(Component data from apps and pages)
^^^^^^^^^^^^^^^^

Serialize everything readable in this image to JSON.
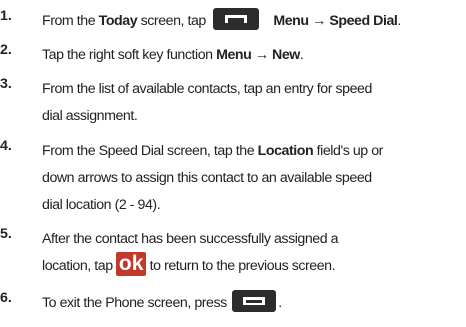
{
  "steps": [
    {
      "number": "1.",
      "t1": "From the ",
      "b1": "Today",
      "t2": " screen, tap ",
      "b2": "Menu → Speed Dial",
      "t3": "."
    },
    {
      "number": "2.",
      "t1": "Tap the right soft key function ",
      "b1": "Menu → New",
      "t2": "."
    },
    {
      "number": "3.",
      "line1": "From the list of available contacts, tap an entry for speed",
      "line2": "dial assignment."
    },
    {
      "number": "4.",
      "t1": "From the Speed Dial screen, tap the ",
      "b1": "Location",
      "t2": " field's up or",
      "line2": "down arrows to assign this contact to an available speed",
      "line3": "dial location (2 - 94)."
    },
    {
      "number": "5.",
      "line1": "After the contact has been successfully assigned a",
      "t1": "location, tap ",
      "ok_label": "ok",
      "t2": " to return to the previous screen."
    },
    {
      "number": "6.",
      "t1": "To exit the Phone screen, press ",
      "t2": "."
    }
  ],
  "icons": {
    "menu_key": "menu-softkey-icon",
    "ok_key": "ok-key-icon",
    "ok_color": "#c0392b",
    "key_color": "#2c2c2c"
  }
}
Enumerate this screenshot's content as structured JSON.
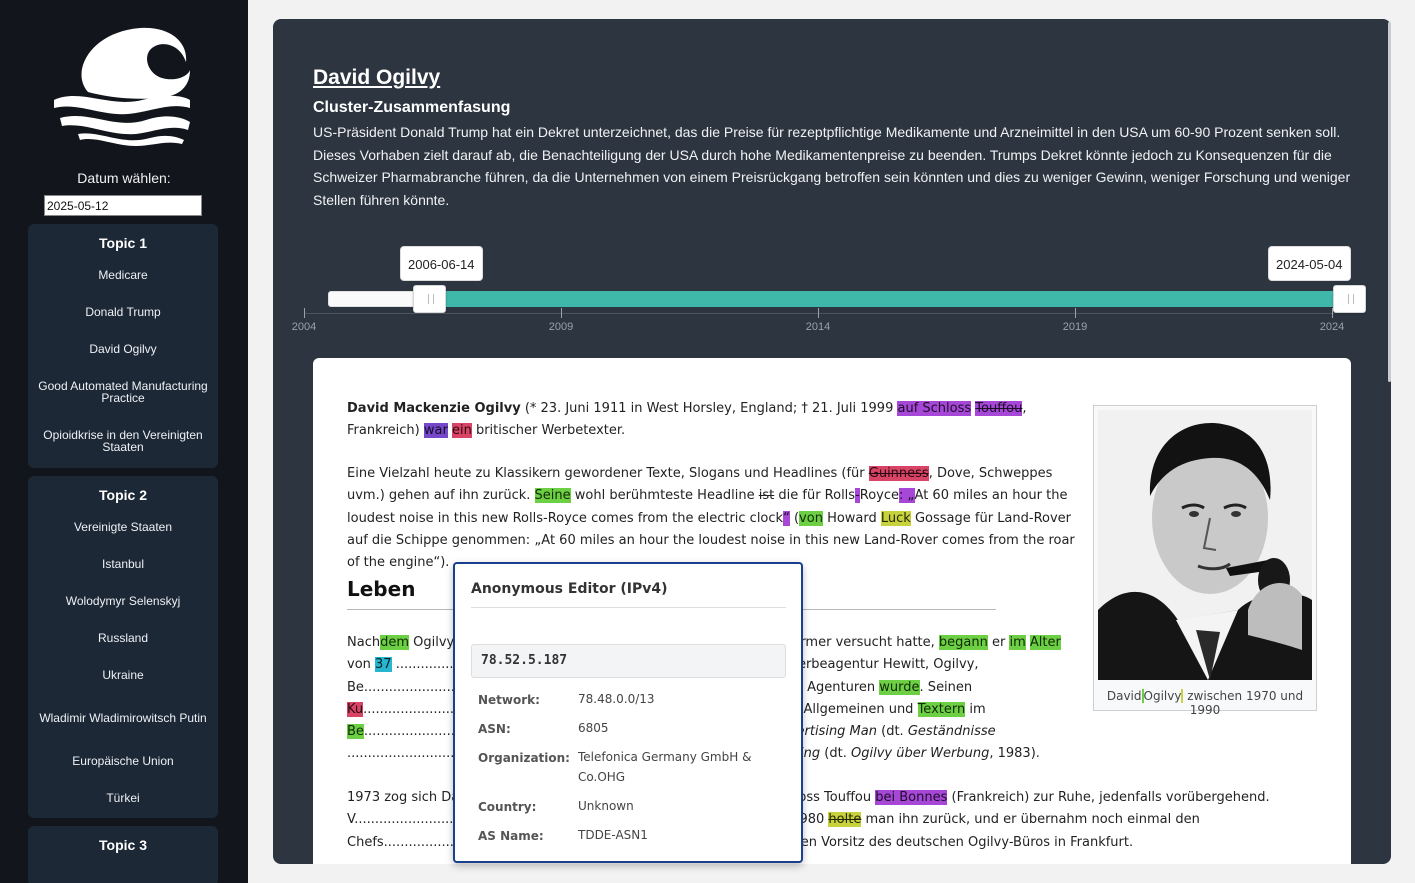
{
  "sidebar": {
    "date_label": "Datum wählen:",
    "date_value": "2025-05-12",
    "topics": [
      {
        "title": "Topic 1",
        "items": [
          "Medicare",
          "Donald Trump",
          "David Ogilvy",
          "Good Automated Manufacturing Practice",
          "Opioidkrise in den Vereinigten Staaten"
        ]
      },
      {
        "title": "Topic 2",
        "items": [
          "Vereinigte Staaten",
          "Istanbul",
          "Wolodymyr Selenskyj",
          "Russland",
          "Ukraine",
          "Wladimir Wladimirowitsch Putin",
          "Europäische Union",
          "Türkei"
        ]
      },
      {
        "title": "Topic 3",
        "items": []
      }
    ]
  },
  "main": {
    "title": "David Ogilvy",
    "summary_heading": "Cluster-Zusammenfasung",
    "summary_text": "US-Präsident Donald Trump hat ein Dekret unterzeichnet, das die Preise für rezeptpflichtige Medikamente und Arzneimittel in den USA um 60-90 Prozent senken soll. Dieses Vorhaben zielt darauf ab, die Benachteiligung der USA durch hohe Medikamentenpreise zu beenden. Trumps Dekret könnte jedoch zu Konsequenzen für die Schweizer Pharmabranche führen, da die Unternehmen von einem Preisrückgang betroffen sein könnten und dies zu weniger Gewinn, weniger Forschung und weniger Stellen führen könnte.",
    "slider": {
      "start_label": "2006-06-14",
      "end_label": "2024-05-04",
      "axis_min": 2004,
      "axis_max": 2024,
      "ticks": [
        "2004",
        "2009",
        "2014",
        "2019",
        "2024"
      ],
      "range_color": "#3fb7a9"
    }
  },
  "article": {
    "leben_heading": "Leben",
    "caption_parts": [
      "David",
      "Ogilvy",
      " zwischen 1970 und 1990"
    ]
  },
  "popup": {
    "title": "Anonymous Editor (IPv4)",
    "ip": "78.52.5.187",
    "rows": [
      {
        "key": "Network:",
        "value": "78.48.0.0/13"
      },
      {
        "key": "ASN:",
        "value": "6805"
      },
      {
        "key": "Organization:",
        "value": "Telefonica Germany GmbH & Co.OHG"
      },
      {
        "key": "Country:",
        "value": "Unknown"
      },
      {
        "key": "AS Name:",
        "value": "TDDE-ASN1"
      }
    ]
  },
  "colors": {
    "sidebar_bg": "#12161c",
    "card_bg": "#1c2836",
    "panel_bg": "#2c3540",
    "highlight_green": "#6ccf44",
    "highlight_purple": "#a747d8",
    "highlight_red": "#d94466",
    "highlight_yellow": "#c8d23c",
    "highlight_cyan": "#28b5cf"
  }
}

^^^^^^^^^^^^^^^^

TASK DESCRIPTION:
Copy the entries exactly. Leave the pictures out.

WRITTEN ANSWER:
Serialize everything readable in this image to JSON.
{
  "steps": [
    {
      "number": "1.",
      "t1": "From the ",
      "b1": "Today",
      "t2": " screen, tap ",
      "b2": "Menu → Speed Dial",
      "t3": "."
    },
    {
      "number": "2.",
      "t1": "Tap the right soft key function ",
      "b1": "Menu → New",
      "t2": "."
    },
    {
      "number": "3.",
      "line1": "From the list of available contacts, tap an entry for speed",
      "line2": "dial assignment."
    },
    {
      "number": "4.",
      "t1": "From the Speed Dial screen, tap the ",
      "b1": "Location",
      "t2": " field's up or",
      "line2": "down arrows to assign this contact to an available speed",
      "line3": "dial location (2 - 94)."
    },
    {
      "number": "5.",
      "line1": "After the contact has been successfully assigned a",
      "t1": "location, tap ",
      "ok_label": "ok",
      "t2": " to return to the previous screen."
    },
    {
      "number": "6.",
      "t1": "To exit the Phone screen, press ",
      "t2": "."
    }
  ],
  "icons": {
    "menu_key": "menu-softkey-icon",
    "ok_key": "ok-key-icon",
    "ok_color": "#c0392b",
    "key_color": "#2c2c2c"
  }
}
Enumerate this screenshot's content as structured JSON.
{
  "sidebar": {
    "date_label": "Datum wählen:",
    "date_value": "2025-05-12",
    "topics": [
      {
        "title": "Topic 1",
        "items": [
          "Medicare",
          "Donald Trump",
          "David Ogilvy",
          "Good Automated Manufacturing Practice",
          "Opioidkrise in den Vereinigten Staaten"
        ]
      },
      {
        "title": "Topic 2",
        "items": [
          "Vereinigte Staaten",
          "Istanbul",
          "Wolodymyr Selenskyj",
          "Russland",
          "Ukraine",
          "Wladimir Wladimirowitsch Putin",
          "Europäische Union",
          "Türkei"
        ]
      },
      {
        "title": "Topic 3",
        "items": []
      }
    ]
  },
  "main": {
    "title": "David Ogilvy",
    "summary_heading": "Cluster-Zusammenfasung",
    "summary_text": "US-Präsident Donald Trump hat ein Dekret unterzeichnet, das die Preise für rezeptpflichtige Medikamente und Arzneimittel in den USA um 60-90 Prozent senken soll. Dieses Vorhaben zielt darauf ab, die Benachteiligung der USA durch hohe Medikamentenpreise zu beenden. Trumps Dekret könnte jedoch zu Konsequenzen für die Schweizer Pharmabranche führen, da die Unternehmen von einem Preisrückgang betroffen sein könnten und dies zu weniger Gewinn, weniger Forschung und weniger Stellen führen könnte.",
    "slider": {
      "start_label": "2006-06-14",
      "end_label": "2024-05-04",
      "axis_min": 2004,
      "axis_max": 2024,
      "ticks": [
        "2004",
        "2009",
        "2014",
        "2019",
        "2024"
      ],
      "range_color": "#3fb7a9"
    }
  },
  "article": {
    "leben_heading": "Leben",
    "caption_parts": [
      "David",
      "Ogilvy",
      " zwischen 1970 und 1990"
    ]
  },
  "popup": {
    "title": "Anonymous Editor (IPv4)",
    "ip": "78.52.5.187",
    "rows": [
      {
        "key": "Network:",
        "value": "78.48.0.0/13"
      },
      {
        "key": "ASN:",
        "value": "6805"
      },
      {
        "key": "Organization:",
        "value": "Telefonica Germany GmbH & Co.OHG"
      },
      {
        "key": "Country:",
        "value": "Unknown"
      },
      {
        "key": "AS Name:",
        "value": "TDDE-ASN1"
      }
    ]
  },
  "colors": {
    "sidebar_bg": "#12161c",
    "card_bg": "#1c2836",
    "panel_bg": "#2c3540",
    "highlight_green": "#6ccf44",
    "highlight_purple": "#a747d8",
    "highlight_red": "#d94466",
    "highlight_yellow": "#c8d23c",
    "highlight_cyan": "#28b5cf"
  }
}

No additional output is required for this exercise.